The lot's electronic security gate and camera surveillance system haven't worked in months, and lot workers say 24-hour security guards hired from the Uni-Guard Security Company of Kansas City randomly miss their shifts, giving thieves a free pass to steal cars and equipment. The lot's "Do Not Enter" sign deters stragglers as well as if it read "C'mon In and Don't Leave Empty-Handed!"
Gary Summerskill, a tow-lot crew chief, gets the chills just thinking about what could happen on his shifts at night.
"They drive in and we chase them out," Summerskill says of intruders. "I was driving around the lot the other Tuesday night and I see something out of the corner of my eye, possibly a cat. I go down two rows to cut in and I see two black boys creepin', all hunched over. They see me and I see them, but I'm no hero. I called the cops. I think the guard was there, but they climbed over the fence. About two or three weeks ago, a guy came in and stole a car, drove right out. I could get fired for saying this, but we're a towing company. Do you think the neighborhoods department knows anything about towing?"
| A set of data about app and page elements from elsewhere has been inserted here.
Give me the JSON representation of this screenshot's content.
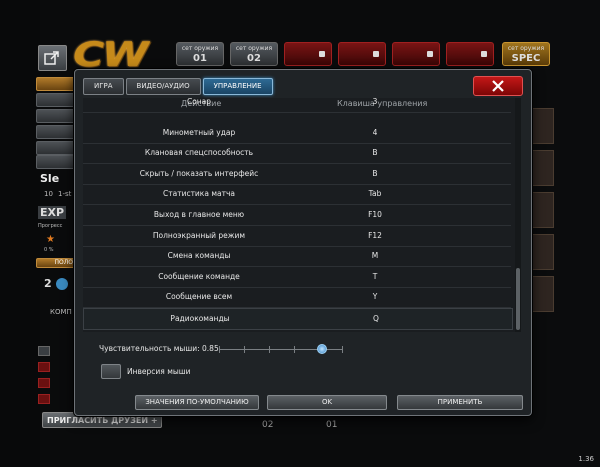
{
  "lobby": {
    "weapon_slots": [
      {
        "label": "сет оружия",
        "num": "01",
        "style": "grey"
      },
      {
        "label": "сет оружия",
        "num": "02",
        "style": "grey"
      },
      {
        "label": "",
        "num": "",
        "style": "red"
      },
      {
        "label": "",
        "num": "",
        "style": "red"
      },
      {
        "label": "",
        "num": "",
        "style": "red"
      },
      {
        "label": "",
        "num": "",
        "style": "red"
      },
      {
        "label": "сет оружия",
        "num": "SPEC",
        "style": "gold"
      }
    ],
    "logo": "CW",
    "player_name": "Sle",
    "player_level": "10",
    "player_rank_suffix": "1-st",
    "exp_label": "EXP",
    "progress_label": "Прогресс",
    "progress_value": "0 %",
    "side_count": "2",
    "side_label": "ПОЛО",
    "comp_label": "КОМП",
    "invite_button": "ПРИГЛАСИТЬ ДРУЗЕЙ",
    "bottom_tab_1": "02",
    "bottom_tab_2": "01",
    "version": "1.36"
  },
  "dialog": {
    "tabs": [
      {
        "label": "ИГРА",
        "active": false
      },
      {
        "label": "ВИДЕО/АУДИО",
        "active": false
      },
      {
        "label": "УПРАВЛЕНИЕ",
        "active": true
      }
    ],
    "close_icon": "close-x-icon",
    "headers": {
      "action": "Действие",
      "key": "Клавиша управления"
    },
    "bindings": [
      {
        "action": "Сонар",
        "key": "3"
      },
      {
        "action": "Минометный удар",
        "key": "4"
      },
      {
        "action": "Клановая спецспособность",
        "key": "B"
      },
      {
        "action": "Скрыть / показать интерфейс",
        "key": "B"
      },
      {
        "action": "Статистика матча",
        "key": "Tab"
      },
      {
        "action": "Выход в главное меню",
        "key": "F10"
      },
      {
        "action": "Полноэкранный режим",
        "key": "F12"
      },
      {
        "action": "Смена команды",
        "key": "M"
      },
      {
        "action": "Сообщение команде",
        "key": "T"
      },
      {
        "action": "Сообщение всем",
        "key": "Y"
      },
      {
        "action": "Радиокоманды",
        "key": "Q"
      }
    ],
    "mouse_sensitivity": {
      "label": "Чувствительность мыши:",
      "value": "0.85",
      "fraction": 0.85
    },
    "invert_mouse": {
      "label": "Инверсия мыши",
      "checked": false
    },
    "buttons": {
      "defaults": "Значения по-умолчанию",
      "ok": "OK",
      "apply": "Применить"
    }
  },
  "colors": {
    "accent": "#2e6a94",
    "close": "#c41818",
    "gold": "#c68a1a"
  }
}
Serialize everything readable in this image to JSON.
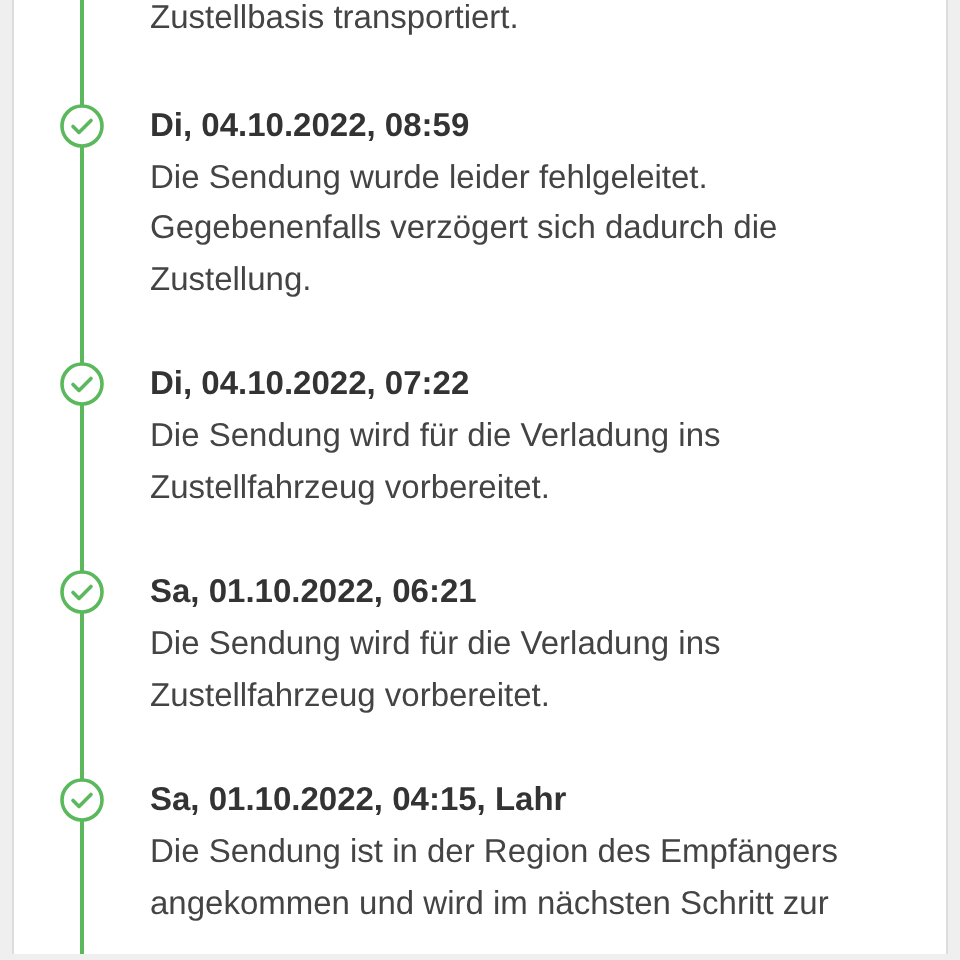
{
  "previous_event_tail": "Zustellbasis transportiert.",
  "events": [
    {
      "heading": "Di, 04.10.2022, 08:59",
      "description": "Die Sendung wurde leider fehlgeleitet.\nGegebenenfalls verzögert sich dadurch die\nZustellung.",
      "done": true
    },
    {
      "heading": "Di, 04.10.2022, 07:22",
      "description": "Die Sendung wird für die Verladung ins\nZustellfahrzeug vorbereitet.",
      "done": true
    },
    {
      "heading": "Sa, 01.10.2022, 06:21",
      "description": "Die Sendung wird für die Verladung ins\nZustellfahrzeug vorbereitet.",
      "done": true
    },
    {
      "heading": "Sa, 01.10.2022, 04:15, Lahr",
      "description": "Die Sendung ist in der Region des Empfängers\nangekommen und wird im nächsten Schritt zur",
      "done": true
    }
  ]
}
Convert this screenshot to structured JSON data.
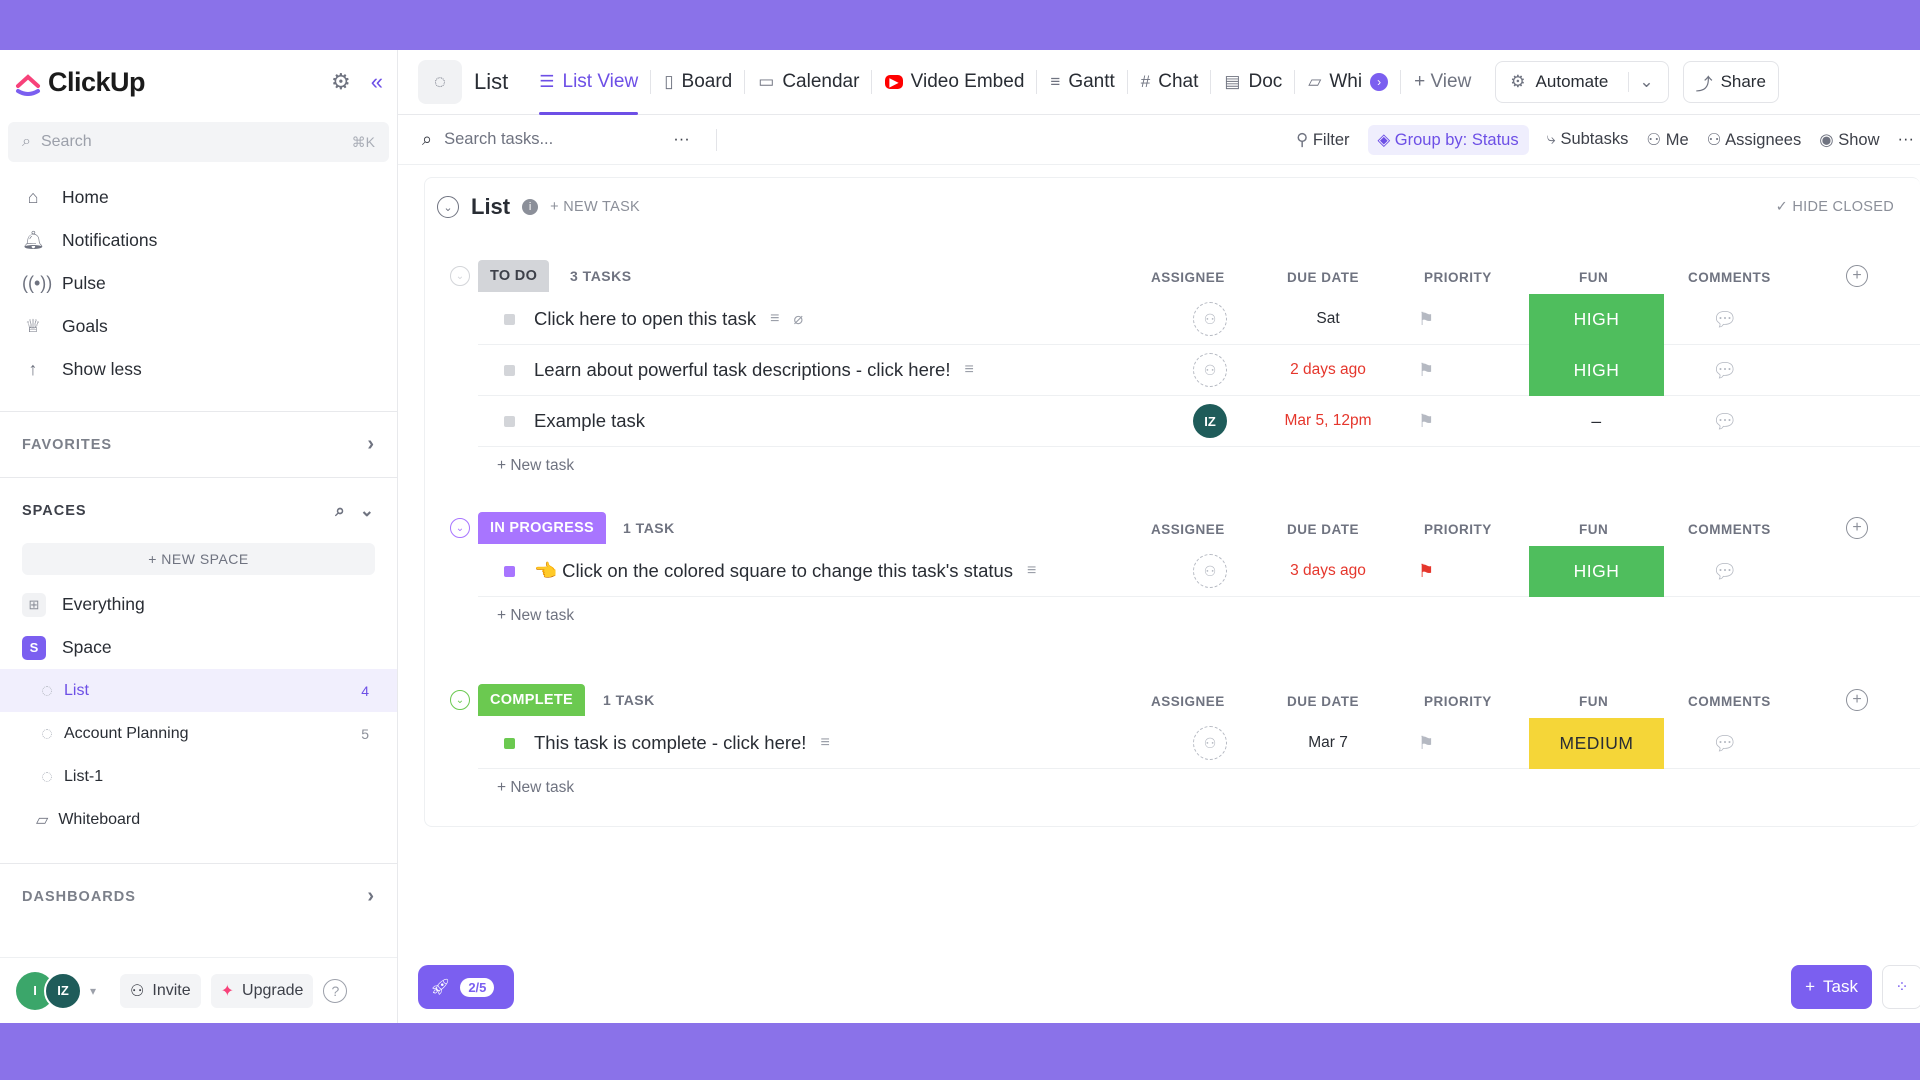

A new triple-wide trailer, built on the lot six months ago to replace a smaller office trailer, went without electricity until recently because the city's own Neighborhood and Community Services Department couldn't obtain the proper city building permits. Motorists hoping to reclaim vehicles usually went to the big, empty trailer first, giving them momentary panic attacks about whether anyone was there to help them.
The new office finally opened last week, but the lot's current location -- which accommodates 15,000 cars -- bulges at the fences with unclaimed cars. To make things even worse, lot operators sometimes hold auctions on days when the Royals or Chiefs are playing, when there's no place to park nearby. And inefficient record-keeping and communication between police and lot operators create a backlog of illegally parked and abandoned cars on city streets.
City councilwoman Teresa Loar, who wants towing reform, says the city's "too afraid" to address the issue. "The city does this business very poorly, and we are losing money when we could be making a lot of money for the city. It's the biggest mess I've ever seen in my life. Something is terribly wrong and the city is just as responsible as anyone doing the gouging."
Two years ago, overwhelmed with complaints and lawsuits from car owners and tow operators, Kansas City officials began plotting reform strategies. Right from the start, however, the city's leadership resembled a three-headed chicken with its heads cut off. Last summer, the city demonstrated its own confusion by completing a trio of studies covering tow-related issues and possible improvements.
Is Kansas City's towing situation such a mess that it takes three overlapping reports to wreck-tify it?